I haven’t seen so many versions of the same buzzphrase on one topic since the last time Lindsay Lohan was in court. (Which, granted, was only a few days ago.)
Sarah Palin and her advisers are refusing to tell members of the media where she is going on her current bus tour – and the former Alaska governor seems to be enjoying the cat and mouse game that’s resulted.
CNN managed to mix it up a little:
Steve Benen (Political Animal) finds this all incredibly annoying, but that didn’t stop him from giving this title to his post today:
He offers this suggestion:
This might sound crazy, but if major media outlets feel like they’re being jerked around, and don’t like being treated “like paparazzi,” they could … I don’t know … go cover something else? Maybe the news organizations could get together, agree to send an intern with a cell-phone camera to follow the bus and serve as some kind of pool reporter, and end this madness?
And that’s the thing: they can’t. As much as they prefer to make and shape the news – to decide what it is, to deck it in themes-n-memes, to determine whose narrative is communicated effectively and whose is to be shipwrecked on “beat your wife” insinuations – they can’t not cover Sarah Palin. They have to be there, because everyone else will be. And everyone else will be because “Palin” sells.
Look at the MSM coverage online. The major news outlets all have photo galleries covering everything Palin has done since she rumbled into the Rolling Thunder rally. This is a woman running around in jeans with her family on a bus tour, and the cameras are out for her as if she were Angelina Jolie in Cannes.
Sure, photo galleries are posted for Hillary Clinton when she schleps through Pakistan, and for the Obama retinue when he signs things in Poland and gives speeches in Brazil. But nobody clicks on those. Those are the product of the “press protocol” the media have been caterwauling about today: the standard things the press does in response to the standard things politicians do. Photo galleries are posted like clockwork: used by regional online and print clients, and by local news affiliates; ignored by the general public.
But pictures of Palin get clicks. Pictures of Palin sell. The name “Palin” is one of the highest profile online search terms. The joke in the 1990s used to be that to make people listen to your spiel, you needed to brand it as a miracle diet and refer to it “as seen on Oprah.” Today’s version of that is “put a picture of Sarah Palin next to it” and make sure your title and teaser contain the search terms from the latest theme in Palin coverage. Palin is a media factor the media didn’t make and can’t unmake.
The press isn’t accustomed these days to not perceiving itself as in control of what the public is interested in. But the MSM is innately more hardheaded about this than niche bloggers and opinion writers, because the MSM is a for-profit enterprise. It has a bottom line. It’s easy to say, “Hey, the press doesn’t have to cover Palin”; but media executives know that’s pretty much like saying “Microsoft doesn’t have to package software.”

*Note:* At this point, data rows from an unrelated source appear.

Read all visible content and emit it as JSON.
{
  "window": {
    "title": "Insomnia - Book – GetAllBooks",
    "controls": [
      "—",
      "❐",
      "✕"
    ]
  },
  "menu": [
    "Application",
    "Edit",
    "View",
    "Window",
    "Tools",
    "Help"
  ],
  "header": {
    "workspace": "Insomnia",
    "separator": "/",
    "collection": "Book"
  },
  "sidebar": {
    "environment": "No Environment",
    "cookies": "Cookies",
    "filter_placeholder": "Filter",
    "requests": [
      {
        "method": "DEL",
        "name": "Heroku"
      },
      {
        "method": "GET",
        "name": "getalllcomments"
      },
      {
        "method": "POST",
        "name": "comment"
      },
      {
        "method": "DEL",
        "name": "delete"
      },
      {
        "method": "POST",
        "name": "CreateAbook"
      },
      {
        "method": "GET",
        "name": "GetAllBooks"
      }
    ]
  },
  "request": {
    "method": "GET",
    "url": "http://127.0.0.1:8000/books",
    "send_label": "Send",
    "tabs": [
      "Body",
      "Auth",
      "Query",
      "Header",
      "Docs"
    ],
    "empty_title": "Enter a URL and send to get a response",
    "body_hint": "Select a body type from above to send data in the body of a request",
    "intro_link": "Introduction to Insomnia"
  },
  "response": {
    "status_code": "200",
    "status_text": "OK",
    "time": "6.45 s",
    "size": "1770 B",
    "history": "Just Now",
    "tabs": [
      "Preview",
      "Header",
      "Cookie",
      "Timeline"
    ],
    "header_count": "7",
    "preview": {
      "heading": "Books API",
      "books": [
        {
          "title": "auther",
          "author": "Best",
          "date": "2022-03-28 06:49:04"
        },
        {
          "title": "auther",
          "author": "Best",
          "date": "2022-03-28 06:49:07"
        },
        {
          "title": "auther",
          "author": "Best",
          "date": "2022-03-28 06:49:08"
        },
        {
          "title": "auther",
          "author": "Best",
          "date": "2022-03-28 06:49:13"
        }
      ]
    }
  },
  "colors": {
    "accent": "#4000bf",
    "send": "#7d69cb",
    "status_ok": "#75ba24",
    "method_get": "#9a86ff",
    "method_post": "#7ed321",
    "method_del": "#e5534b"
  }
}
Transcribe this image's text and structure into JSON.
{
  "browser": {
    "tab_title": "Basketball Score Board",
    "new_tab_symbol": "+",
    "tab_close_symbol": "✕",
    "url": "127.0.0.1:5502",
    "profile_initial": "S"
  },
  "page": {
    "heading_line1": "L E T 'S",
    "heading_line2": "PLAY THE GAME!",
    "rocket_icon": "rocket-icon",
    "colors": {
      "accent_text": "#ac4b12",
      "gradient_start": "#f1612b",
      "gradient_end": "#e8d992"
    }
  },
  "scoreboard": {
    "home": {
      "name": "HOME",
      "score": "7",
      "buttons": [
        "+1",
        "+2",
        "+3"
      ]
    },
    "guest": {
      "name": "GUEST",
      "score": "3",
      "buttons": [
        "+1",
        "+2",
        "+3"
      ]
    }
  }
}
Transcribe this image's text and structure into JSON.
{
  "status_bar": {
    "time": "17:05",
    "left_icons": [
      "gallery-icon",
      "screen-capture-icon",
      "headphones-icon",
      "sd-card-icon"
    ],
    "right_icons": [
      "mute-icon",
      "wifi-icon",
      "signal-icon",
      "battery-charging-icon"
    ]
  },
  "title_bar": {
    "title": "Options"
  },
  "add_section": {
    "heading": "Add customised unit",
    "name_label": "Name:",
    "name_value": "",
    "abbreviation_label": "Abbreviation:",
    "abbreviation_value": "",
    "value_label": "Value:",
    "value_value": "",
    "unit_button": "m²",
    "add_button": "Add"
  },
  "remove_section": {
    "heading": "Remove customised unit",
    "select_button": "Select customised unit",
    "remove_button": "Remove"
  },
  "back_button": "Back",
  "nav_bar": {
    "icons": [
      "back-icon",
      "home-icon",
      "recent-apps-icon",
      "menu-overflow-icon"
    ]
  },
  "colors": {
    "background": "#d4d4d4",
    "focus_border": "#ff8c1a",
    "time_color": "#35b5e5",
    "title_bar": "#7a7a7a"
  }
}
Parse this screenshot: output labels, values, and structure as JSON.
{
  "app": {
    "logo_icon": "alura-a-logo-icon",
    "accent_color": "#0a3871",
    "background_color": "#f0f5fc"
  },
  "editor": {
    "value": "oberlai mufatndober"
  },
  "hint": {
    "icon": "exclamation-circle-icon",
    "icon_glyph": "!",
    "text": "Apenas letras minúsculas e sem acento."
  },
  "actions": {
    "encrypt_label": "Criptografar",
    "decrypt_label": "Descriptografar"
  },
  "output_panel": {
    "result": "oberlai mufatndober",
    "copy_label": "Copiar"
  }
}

What we are seeing with the press frenzy over the bus tour is nothing more than the free market at work. If the media had the power to suppress public interest in Palin, I don’t know that they would. She’s a cash cow. But whatever they may want, MSM programmers and editors know that the competition will be there, whether they are or not. The thing about new-media coverage of Palin is that it does build an audience. Failing to cover her is ceding views, clicks, ratings – sponsorship – to the competition.
I wrote a few weeks ago about the interesting possibilities in Glenn Beck’s decision to pursue a new media venture of his own. We won’t know for a while what the outlines of that venture will be (although we can probably guess). I imagine Beck’s unifying theme will be preparing America, as he believes we should be prepared, for the 2012 election.
Palin’s bus tour strikes me as a similar kind of effort, except that for her it’s a “new political venture” as opposed to the launch of a media enterprise. She really is attempting to “do politics” her way. She’s not reaching out to potential constituents through the media, by a standard formula. There’s not even any explicit idea that the Americans she will engage with are “potential constituents.” She is bypassing and ignoring the conventional forms of politics to address a political need as she sees it – to engage the people on the importance of our nation’s founding philosophy and founding documents – on her own terms.
The interesting thing, at this point, is that from this unconventional posture, she’s driving the market. The coverage – grumpy, expostulating, reluctant – is following her.